EXERCISE GOAL: Work through the entries below line by line and give the number of lines with the string "Samuel", nothing else.

Element data from apps and pages
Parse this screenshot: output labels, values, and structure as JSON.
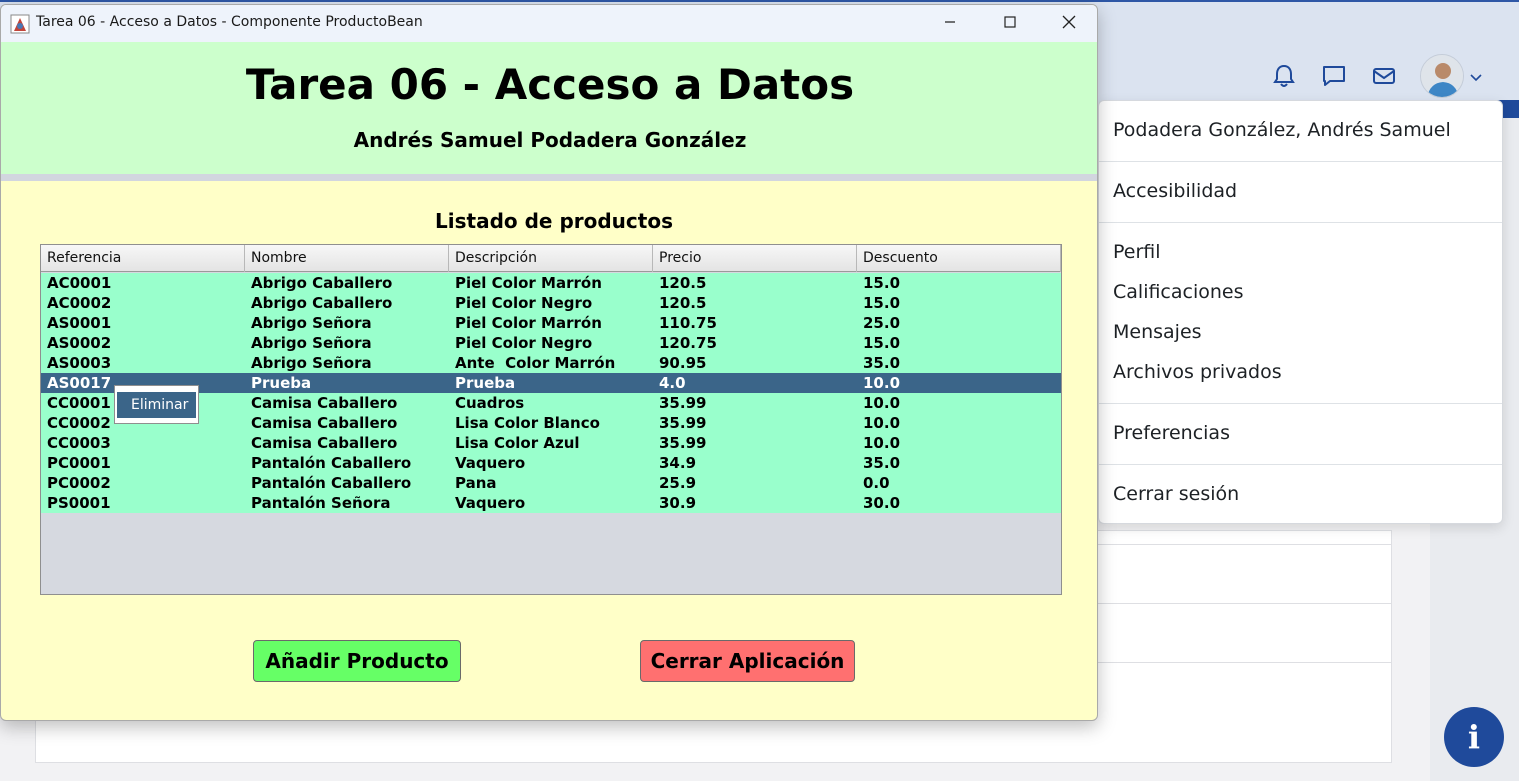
{
  "window": {
    "title": "Tarea 06 - Acceso a Datos - Componente ProductoBean",
    "app_title": "Tarea 06 - Acceso a Datos",
    "author": "Andrés Samuel Podadera González",
    "list_title": "Listado de productos"
  },
  "table": {
    "columns": [
      "Referencia",
      "Nombre",
      "Descripción",
      "Precio",
      "Descuento"
    ],
    "rows": [
      [
        "AC0001",
        "Abrigo Caballero",
        "Piel Color Marrón",
        "120.5",
        "15.0"
      ],
      [
        "AC0002",
        "Abrigo Caballero",
        "Piel Color Negro",
        "120.5",
        "15.0"
      ],
      [
        "AS0001",
        "Abrigo Señora",
        "Piel Color Marrón",
        "110.75",
        "25.0"
      ],
      [
        "AS0002",
        "Abrigo Señora",
        "Piel Color Negro",
        "120.75",
        "15.0"
      ],
      [
        "AS0003",
        "Abrigo Señora",
        "Ante  Color Marrón",
        "90.95",
        "35.0"
      ],
      [
        "AS0017",
        "Prueba",
        "Prueba",
        "4.0",
        "10.0"
      ],
      [
        "CC0001",
        "Camisa Caballero",
        "Cuadros",
        "35.99",
        "10.0"
      ],
      [
        "CC0002",
        "Camisa Caballero",
        "Lisa Color Blanco",
        "35.99",
        "10.0"
      ],
      [
        "CC0003",
        "Camisa Caballero",
        "Lisa Color Azul",
        "35.99",
        "10.0"
      ],
      [
        "PC0001",
        "Pantalón Caballero",
        "Vaquero",
        "34.9",
        "35.0"
      ],
      [
        "PC0002",
        "Pantalón Caballero",
        "Pana",
        "25.9",
        "0.0"
      ],
      [
        "PS0001",
        "Pantalón Señora",
        "Vaquero",
        "30.9",
        "30.0"
      ]
    ],
    "selected_row": 5
  },
  "context_menu": {
    "item": "Eliminar"
  },
  "buttons": {
    "add": "Añadir Producto",
    "close": "Cerrar Aplicación"
  },
  "dropdown": {
    "user_name": "Podadera González, Andrés Samuel",
    "accessibility": "Accesibilidad",
    "profile": "Perfil",
    "grades": "Calificaciones",
    "messages": "Mensajes",
    "private_files": "Archivos privados",
    "preferences": "Preferencias",
    "logout": "Cerrar sesión"
  },
  "info_button": {
    "label": "i"
  },
  "colors": {
    "header_green": "#ccffcc",
    "body_yellow": "#ffffc8",
    "row_green": "#99ffcc",
    "selected_row": "#3b6589",
    "add_button": "#66ff66",
    "close_button": "#ff7070",
    "brand_blue": "#1f4a9b"
  },
  "icons": [
    "notification-bell-icon",
    "chat-icon",
    "mail-icon",
    "chevron-down-icon",
    "java-app-icon",
    "minimize-icon",
    "maximize-icon",
    "close-icon",
    "info-icon"
  ]
}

RESULT FOR THIS EXERCISE: 2